Then our guide headed to another part of the park and after 20 minutes or so we could see another family, again a mother with her baby up, in the trees. This time we would spend at least half an hour or so watching them. They were not afraid of men.
We were told that some orangutans get used to the humans beings and wait bananas from them, as in that rehabilitation center that we visited, but they exist some other orangutans that live in the deepness of the park, not having contact with the humans
We returned to Medan very satisfied. It was a marvelous experience to be so near to these incredible creatures, so close to the human beings.
The next day I headed by bus to Aceh. My friend would fly there.
Date posted: July 2013 John Booth (New Zealand):
Despite external forces of corruption there are still people in Sumatra that are dedicated to halting further encroachment by farmers, loggers and poachers on the remaining areas of tropical rainforest.
I met rangers in the Gunung Leuser National Park who care for the burgeoning number of orang-utans in their care. This notwithstanding that the forest can no longer sustain the numbers now there, requiring the rangers to supplement their food supply.
In the Kerinci Seblat National Park there are similar individuals trying to protect the remaining wildlife and flora, all the time having the forest encroached on by farmers, hunters and loggers.
I visited these two National Parks as part of a tour of Sumatra that also took in visits to Berestagi, Lake Toba, Bukittinggi and Padang.
Date posted: June 2013 Anthony Sun (USA):
This WHS is spread out all over Sumatra. All jungle national parks look the same to me and so to find a reason to check this WHS off your list is to get to Medan in North Sumatra and visit the Bohorok Orangutan rehabilitation center, a two hour drive from Medan. Orangutan babies are collected illegally by killing their mothers. They are then sold as pets. The problem is that when the Orangutans grow up and become unmanageable, they are abandoned. The rehab center is to save these animals and train them to survive in the wild with some supplemental milk and food. Orangutan rehab centers exist also in Borneo but this site is more primitive and so much more natural then others I have visited.
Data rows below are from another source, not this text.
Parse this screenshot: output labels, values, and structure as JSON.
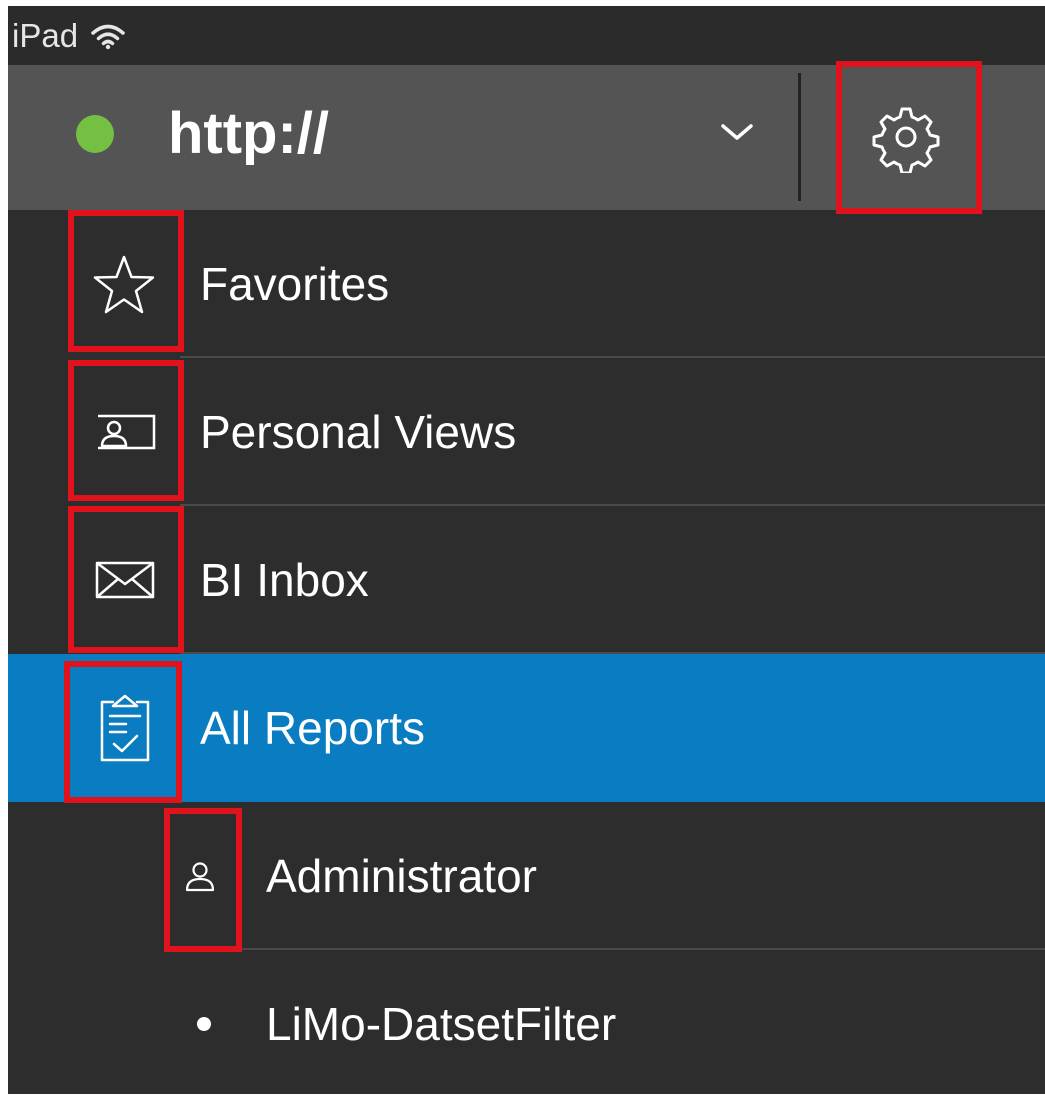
{
  "status_bar": {
    "device": "iPad",
    "wifi_icon": "wifi-icon"
  },
  "header": {
    "connection_status_color": "#74c043",
    "server_url": "http://",
    "dropdown_icon": "chevron-down-icon",
    "settings_icon": "gear-icon"
  },
  "nav": {
    "items": [
      {
        "label": "Favorites",
        "icon": "star-icon"
      },
      {
        "label": "Personal Views",
        "icon": "personal-views-icon"
      },
      {
        "label": "BI Inbox",
        "icon": "envelope-icon"
      },
      {
        "label": "All Reports",
        "icon": "clipboard-check-icon",
        "selected": true
      }
    ],
    "sub_items": [
      {
        "label": "Administrator",
        "icon": "user-icon"
      },
      {
        "label": "LiMo-DatsetFilter",
        "icon": "bullet-icon"
      }
    ]
  },
  "colors": {
    "selected_row": "#0a7dc2",
    "highlight": "#e0121b",
    "background": "#2d2d2d",
    "header": "#545454"
  }
}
I visited this site in August 1994 and also nearby Lake Toba and the native villages around the lake.
Bohorok is part of Gunung Leuser National Park.
Date posted: December 2008
Have you been to Tropical Rainforest Heritage of Sumatra? Share your experiences!